Kim Jong Un gave the order for the drill to start, the North's official Korea Central News Agency (KCNA) reported.
"Feasting his eyes on the trails of ballistic rockets", he praised the Hwasong artillery unit that carried it out, it said.
"The four ballistic rockets launched simultaneously are so accurate that they look like acrobatic flying corps in formation, he said," the agency added, referring to Mr Kim.
The military units involved are "tasked to strike the bases of the US imperialist aggressor forces in Japan in contingency", KCNA said.
The Korean version of the KCNA report said the North's missile launch demonstrated its readiness to "wipe out" enemy forces with a "merciless nuclear strike".
A series of photographs published by the North's Rodong Sinmun newspaper showed Mr Kim watching the missiles rise into the air and another of him smiling gleefully, clapping with other officials.
Seoul and Washington last week began annual joint military exercises that always infuriate Pyongyang.
It regularly issues threats against its enemies, and carried out two atomic tests and a series of missile launches last year, but Monday was only the second time its devices have come down in Japan's EEZ.
The launches came ahead of a trip by new US Secretary of State Rex Tillerson to the region.
Choi Kang, an analyst at the Seoul-based Asan Institute for Policy Studies, said the launch was a warning to Tokyo.
"North Korea is demonstrating that its target is not just limited to the Korean peninsula anymore but can extend to Japan at anytime and even the US," he said.
Mr Trump has described North Korea as a "big, big problem" and vowed to deal with the issue "very strongly".
White House spokesman Sean Spicer said Monday the administration was taking steps to "enhance our ability to defend against North Korea's ballistic missiles".
The New York Times reported at the weekend that under former president Barack Obama the US stepped up cyber attacks against North Korea to try to sabotage its missiles before launch or just as they lift off.
The US military has begun deploying the Thaad anti-ballistic missile defence system to South Korea to protect against threats from the North, US Pacific Command said, with its first elements arriving on Monday.
Pyongyang wants to develop an intercontinental ballistic missile (ICBM) capable of reaching the US mainland - something Mr Trump has vowed would not happen.
It has undoubtedly made progress in its efforts in recent years, although questions remain over its ability to master re-entry technology and miniaturise a nuclear weapon sufficiently to fit it onto a missile warhead.

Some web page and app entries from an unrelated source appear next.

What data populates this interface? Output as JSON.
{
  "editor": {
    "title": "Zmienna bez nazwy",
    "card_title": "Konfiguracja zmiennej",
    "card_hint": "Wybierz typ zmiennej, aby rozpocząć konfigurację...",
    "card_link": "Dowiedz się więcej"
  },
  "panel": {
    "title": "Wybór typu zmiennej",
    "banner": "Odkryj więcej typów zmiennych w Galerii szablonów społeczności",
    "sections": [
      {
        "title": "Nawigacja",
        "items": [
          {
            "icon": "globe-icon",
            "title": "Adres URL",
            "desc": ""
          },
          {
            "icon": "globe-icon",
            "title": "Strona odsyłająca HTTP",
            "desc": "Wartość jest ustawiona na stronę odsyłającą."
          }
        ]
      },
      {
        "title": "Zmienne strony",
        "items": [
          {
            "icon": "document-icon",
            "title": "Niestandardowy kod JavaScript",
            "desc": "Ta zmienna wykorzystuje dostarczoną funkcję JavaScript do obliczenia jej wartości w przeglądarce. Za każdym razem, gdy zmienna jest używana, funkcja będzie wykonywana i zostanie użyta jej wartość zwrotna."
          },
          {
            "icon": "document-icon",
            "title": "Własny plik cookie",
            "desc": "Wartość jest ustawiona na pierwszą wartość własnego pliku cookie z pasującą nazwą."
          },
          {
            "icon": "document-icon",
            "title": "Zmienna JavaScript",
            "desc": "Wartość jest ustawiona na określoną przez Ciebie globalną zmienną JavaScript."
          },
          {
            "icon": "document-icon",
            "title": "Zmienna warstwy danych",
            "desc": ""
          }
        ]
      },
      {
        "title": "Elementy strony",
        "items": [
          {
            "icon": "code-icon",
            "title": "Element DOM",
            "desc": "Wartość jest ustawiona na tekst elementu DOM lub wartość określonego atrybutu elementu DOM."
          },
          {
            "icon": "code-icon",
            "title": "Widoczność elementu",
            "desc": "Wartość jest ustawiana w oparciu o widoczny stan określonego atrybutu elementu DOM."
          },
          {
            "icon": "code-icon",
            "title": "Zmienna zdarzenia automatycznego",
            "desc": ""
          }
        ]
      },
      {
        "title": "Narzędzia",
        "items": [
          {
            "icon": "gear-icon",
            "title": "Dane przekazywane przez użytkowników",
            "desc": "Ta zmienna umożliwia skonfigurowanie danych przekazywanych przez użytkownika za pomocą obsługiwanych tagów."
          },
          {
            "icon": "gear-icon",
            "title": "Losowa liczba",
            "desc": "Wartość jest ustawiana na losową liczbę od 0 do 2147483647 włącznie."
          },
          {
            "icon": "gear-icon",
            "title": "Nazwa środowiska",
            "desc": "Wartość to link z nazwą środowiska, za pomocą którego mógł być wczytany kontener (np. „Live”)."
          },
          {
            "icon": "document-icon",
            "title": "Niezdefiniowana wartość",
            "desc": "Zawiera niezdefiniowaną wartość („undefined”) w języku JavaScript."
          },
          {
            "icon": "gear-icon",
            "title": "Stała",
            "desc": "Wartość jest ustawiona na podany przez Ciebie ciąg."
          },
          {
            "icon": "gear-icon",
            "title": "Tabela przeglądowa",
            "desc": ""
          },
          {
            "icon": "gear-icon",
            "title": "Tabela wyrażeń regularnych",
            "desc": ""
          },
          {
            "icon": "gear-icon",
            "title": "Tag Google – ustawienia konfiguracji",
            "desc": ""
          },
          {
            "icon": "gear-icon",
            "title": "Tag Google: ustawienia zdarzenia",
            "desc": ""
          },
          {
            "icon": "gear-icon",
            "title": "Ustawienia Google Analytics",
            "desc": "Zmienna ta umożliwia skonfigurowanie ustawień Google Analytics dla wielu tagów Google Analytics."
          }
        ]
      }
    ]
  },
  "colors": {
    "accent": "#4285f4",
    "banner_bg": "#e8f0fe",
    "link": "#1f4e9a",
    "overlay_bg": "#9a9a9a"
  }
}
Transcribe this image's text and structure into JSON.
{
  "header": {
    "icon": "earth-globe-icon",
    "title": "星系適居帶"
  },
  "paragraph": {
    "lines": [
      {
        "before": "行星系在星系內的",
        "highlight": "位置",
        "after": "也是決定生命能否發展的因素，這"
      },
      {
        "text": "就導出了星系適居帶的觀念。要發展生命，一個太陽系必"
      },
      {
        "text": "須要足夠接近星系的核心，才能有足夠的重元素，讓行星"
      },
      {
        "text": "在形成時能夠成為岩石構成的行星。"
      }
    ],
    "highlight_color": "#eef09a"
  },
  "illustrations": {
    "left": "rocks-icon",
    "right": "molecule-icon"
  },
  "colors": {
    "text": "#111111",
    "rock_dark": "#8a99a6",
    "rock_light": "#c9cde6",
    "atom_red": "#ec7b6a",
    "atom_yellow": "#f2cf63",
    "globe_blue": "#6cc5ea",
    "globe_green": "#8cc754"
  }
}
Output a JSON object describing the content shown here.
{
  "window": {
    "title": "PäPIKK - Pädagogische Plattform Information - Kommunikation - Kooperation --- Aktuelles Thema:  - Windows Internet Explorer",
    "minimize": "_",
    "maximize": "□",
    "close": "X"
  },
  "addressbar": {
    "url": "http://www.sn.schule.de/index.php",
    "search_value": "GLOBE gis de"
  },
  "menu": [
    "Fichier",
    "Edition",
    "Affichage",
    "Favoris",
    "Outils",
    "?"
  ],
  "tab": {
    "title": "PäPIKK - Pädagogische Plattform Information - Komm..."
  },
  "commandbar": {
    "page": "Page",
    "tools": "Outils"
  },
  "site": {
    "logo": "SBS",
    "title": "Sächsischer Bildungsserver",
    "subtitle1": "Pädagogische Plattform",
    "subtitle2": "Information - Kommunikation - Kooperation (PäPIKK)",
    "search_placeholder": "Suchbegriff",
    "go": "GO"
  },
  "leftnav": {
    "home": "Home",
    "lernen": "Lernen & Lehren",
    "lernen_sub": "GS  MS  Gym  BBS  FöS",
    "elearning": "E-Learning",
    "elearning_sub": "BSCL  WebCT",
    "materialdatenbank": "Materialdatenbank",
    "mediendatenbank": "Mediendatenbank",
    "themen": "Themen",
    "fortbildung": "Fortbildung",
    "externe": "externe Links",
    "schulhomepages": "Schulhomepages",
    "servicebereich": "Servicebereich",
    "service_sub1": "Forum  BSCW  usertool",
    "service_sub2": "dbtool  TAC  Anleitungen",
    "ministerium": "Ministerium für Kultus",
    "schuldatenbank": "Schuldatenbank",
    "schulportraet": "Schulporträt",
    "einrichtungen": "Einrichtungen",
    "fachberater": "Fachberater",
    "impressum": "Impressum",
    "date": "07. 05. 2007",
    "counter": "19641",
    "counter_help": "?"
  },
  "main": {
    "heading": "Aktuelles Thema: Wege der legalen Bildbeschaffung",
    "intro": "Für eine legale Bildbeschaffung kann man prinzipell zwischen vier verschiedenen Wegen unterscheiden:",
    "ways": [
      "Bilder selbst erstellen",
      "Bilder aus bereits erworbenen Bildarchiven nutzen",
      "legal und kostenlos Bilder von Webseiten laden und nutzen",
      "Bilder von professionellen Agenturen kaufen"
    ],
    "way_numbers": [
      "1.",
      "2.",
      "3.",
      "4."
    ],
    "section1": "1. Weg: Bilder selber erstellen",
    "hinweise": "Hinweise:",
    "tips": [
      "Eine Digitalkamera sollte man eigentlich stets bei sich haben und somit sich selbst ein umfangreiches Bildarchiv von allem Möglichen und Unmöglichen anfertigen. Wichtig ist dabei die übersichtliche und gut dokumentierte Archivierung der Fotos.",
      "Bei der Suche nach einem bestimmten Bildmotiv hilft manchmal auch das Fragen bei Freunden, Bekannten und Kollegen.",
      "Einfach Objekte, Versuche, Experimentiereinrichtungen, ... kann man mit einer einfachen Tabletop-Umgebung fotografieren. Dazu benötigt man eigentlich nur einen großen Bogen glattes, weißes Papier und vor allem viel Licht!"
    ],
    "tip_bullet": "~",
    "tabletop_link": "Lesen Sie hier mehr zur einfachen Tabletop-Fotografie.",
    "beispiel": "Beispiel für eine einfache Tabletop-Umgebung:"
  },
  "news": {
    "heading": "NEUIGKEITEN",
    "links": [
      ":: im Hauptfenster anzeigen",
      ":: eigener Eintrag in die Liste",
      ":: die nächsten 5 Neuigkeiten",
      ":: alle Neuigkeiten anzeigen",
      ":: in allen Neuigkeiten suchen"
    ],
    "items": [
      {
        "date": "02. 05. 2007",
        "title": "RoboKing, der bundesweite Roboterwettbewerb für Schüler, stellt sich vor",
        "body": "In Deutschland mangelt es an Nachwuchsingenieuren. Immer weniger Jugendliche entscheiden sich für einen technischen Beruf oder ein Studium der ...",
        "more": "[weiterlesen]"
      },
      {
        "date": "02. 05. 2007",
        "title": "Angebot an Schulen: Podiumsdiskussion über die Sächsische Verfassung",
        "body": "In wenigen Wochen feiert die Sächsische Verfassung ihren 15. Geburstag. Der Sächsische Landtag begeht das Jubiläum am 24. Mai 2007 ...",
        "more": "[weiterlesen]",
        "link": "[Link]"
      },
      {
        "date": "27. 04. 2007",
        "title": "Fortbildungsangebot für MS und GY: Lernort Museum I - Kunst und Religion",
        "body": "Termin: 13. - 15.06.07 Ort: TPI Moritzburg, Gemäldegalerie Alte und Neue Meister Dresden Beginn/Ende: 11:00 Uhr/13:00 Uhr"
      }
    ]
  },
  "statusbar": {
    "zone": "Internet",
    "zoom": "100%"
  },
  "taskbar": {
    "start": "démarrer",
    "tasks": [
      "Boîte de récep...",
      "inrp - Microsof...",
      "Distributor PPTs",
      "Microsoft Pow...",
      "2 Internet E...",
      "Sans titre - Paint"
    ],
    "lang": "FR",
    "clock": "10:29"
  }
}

The Thaad deployment has infuriated China, the North's key diplomatic ally and crucial to efforts to persuade it to change its ways, and it has imposed several steps seen as economic retaliation against South Korea.
Foreign ministry spokesman Geng Shuang said Tuesday that Beijing remained "firmly opposed" to Thaad and will "resolutely take necessary measures to defend our own security interests".
Beijing has become increasingly frustrated with Pyongyang's nuclear and missile activities, and last month announced a suspension of all coal imports from the North until the end of the year - a crucial source of foreign currency.
The North's missile launch could have been an attempt to distract attention from the murder of Kim Jong Nam at Kuala Lumpur International Airport last month, South Korea's acting president Hwang Kyo Ahn said Tuesday.
Seoul has blamed Pyongyang for the killing of the half-brother of the North's leader by two women using VX nerve agent.
With diplomatic tensions soaring, Pyongyang announced Tuesday it was banning Malaysians in North Korea from leaving the country, prompting a similar response from Kuala Lumpur. Both had already expelled the other's ambassador.